    Amazon Web ServicesThis is a cloud services platform that we used to host our service. (Privacy Policy)
    CloudflareThis is a cloud CDN service that we use to efficiently deliver files required for our service to operate such as javascript, cascading style sheets, images, and videos. (Privacy Policy)
    Google Hosted LibrariesJavascript software libraries such as jQuery are loaded at endpoints on the googleapis.com or gstatic.com domains, for performance and efficiency reasons. (Privacy Policy)
    Features
    Google Custom SearchThis is feature allows you to search the site. (Privacy Policy)
    Google MapsSome articles have Google Maps embedded in them. (Privacy Policy)
    Google ChartsThis is used to display charts and graphs on articles and the author center. (Privacy Policy)
    Google AdSense Host APIThis service allows you to sign up for or associate a Google AdSense account with HubPages, so that you can earn money from ads on your articles. No data is shared unless you engage with this feature. (Privacy Policy)
    Google YouTubeSome articles have YouTube videos embedded in them. (Privacy Policy)
    VimeoSome articles have Vimeo videos embedded in them. (Privacy Policy)
    PaypalThis is used for a registered author who enrolls in the HubPages Earnings program and requests to be paid via PayPal. No data is shared with Paypal unless you engage with this feature. (Privacy Policy)
    Facebook LoginYou can use this to streamline signing up for, or signing in to your Hubpages account. No data is shared with Facebook unless you engage with this feature. (Privacy Policy)
    MavenThis supports the Maven widget and search functionality. (Privacy Policy)
    Marketing
    Google AdSenseThis is an ad network. (Privacy Policy)

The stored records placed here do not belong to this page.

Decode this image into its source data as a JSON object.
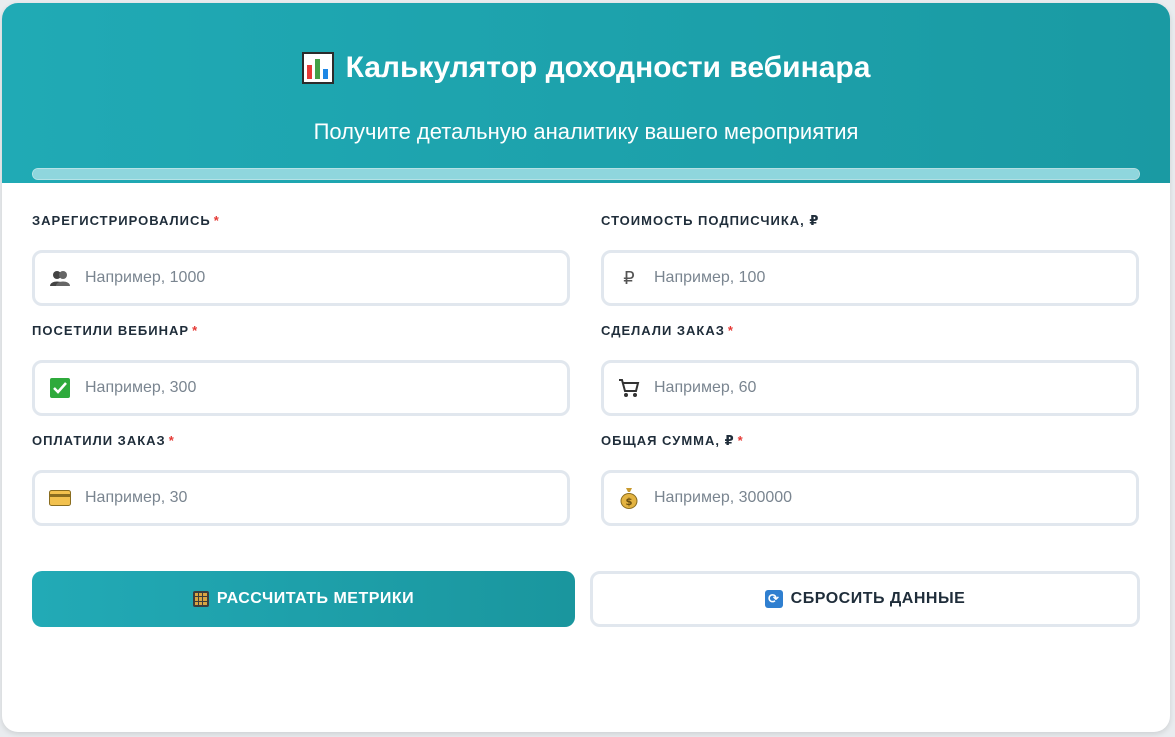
{
  "header": {
    "title": "Калькулятор доходности вебинара",
    "title_icon": "bar-chart-icon",
    "subtitle": "Получите детальную аналитику вашего мероприятия",
    "progress": 1.0
  },
  "fields": [
    {
      "label": "ЗАРЕГИСТРИРОВАЛИСЬ",
      "required": "*",
      "placeholder": "Например, 1000",
      "value": "",
      "icon": "people-icon"
    },
    {
      "label": "СТОИМОСТЬ ПОДПИСЧИКА, ₽",
      "required": "",
      "placeholder": "Например, 100",
      "value": "",
      "icon": "ruble-icon",
      "icon_glyph": "₽"
    },
    {
      "label": "ПОСЕТИЛИ ВЕБИНАР",
      "required": "*",
      "placeholder": "Например, 300",
      "value": "",
      "icon": "checkmark-icon"
    },
    {
      "label": "СДЕЛАЛИ ЗАКАЗ",
      "required": "*",
      "placeholder": "Например, 60",
      "value": "",
      "icon": "shopping-cart-icon"
    },
    {
      "label": "ОПЛАТИЛИ ЗАКАЗ",
      "required": "*",
      "placeholder": "Например, 30",
      "value": "",
      "icon": "credit-card-icon"
    },
    {
      "label": "ОБЩАЯ СУММА, ₽",
      "required": "*",
      "placeholder": "Например, 300000",
      "value": "",
      "icon": "money-bag-icon"
    }
  ],
  "buttons": {
    "calculate_label": "РАССЧИТАТЬ МЕТРИКИ",
    "calculate_icon": "abacus-icon",
    "reset_label": "СБРОСИТЬ ДАННЫЕ",
    "reset_icon": "refresh-icon",
    "refresh_glyph": "⟳"
  },
  "colors": {
    "accent": "#1fa5af",
    "required": "#e53935"
  }
}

    Google DoubleClickGoogle provides ad serving technology and runs an ad network. (Privacy Policy)
    Index ExchangeThis is an ad network. (Privacy Policy)
    SovrnThis is an ad network. (Privacy Policy)
    Facebook AdsThis is an ad network. (Privacy Policy)
    Amazon Unified Ad MarketplaceThis is an ad network. (Privacy Policy)
    AppNexusThis is an ad network. (Privacy Policy)
    OpenxThis is an ad network. (Privacy Policy)
    Rubicon ProjectThis is an ad network. (Privacy Policy)
    TripleLiftThis is an ad network. (Privacy Policy)
    Say MediaWe partner with Say Media to deliver ad campaigns on our sites. (Privacy Policy)
    Remarketing PixelsWe may use remarketing pixels from advertising networks such as Google AdWords, Bing Ads, and Facebook in order to advertise the HubPages Service to people that have visited our sites.
    Conversion Tracking PixelsWe may use conversion tracking pixels from advertising networks such as Google AdWords, Bing Ads, and Facebook in order to identify when an advertisement has successfully resulted in the desired action, such as signing up for the HubPages Service or publishing an article on the HubPages Service.
    Statistics
    Author Google AnalyticsThis is used to provide traffic data and reports to the authors of articles on the HubPages Service. (Privacy Policy)
    ComscoreComScore is a media measurement and analytics company providing marketing data and analytics to enterprises, media and advertising agencies, and publishers. Non-consent will result in ComScore only processing obfuscated personal data. (Privacy Policy)
    Amazon Tracking PixelSome articles display amazon products as part of the Amazon Affiliate program, this pixel provides traffic statistics for those products (Privacy Policy)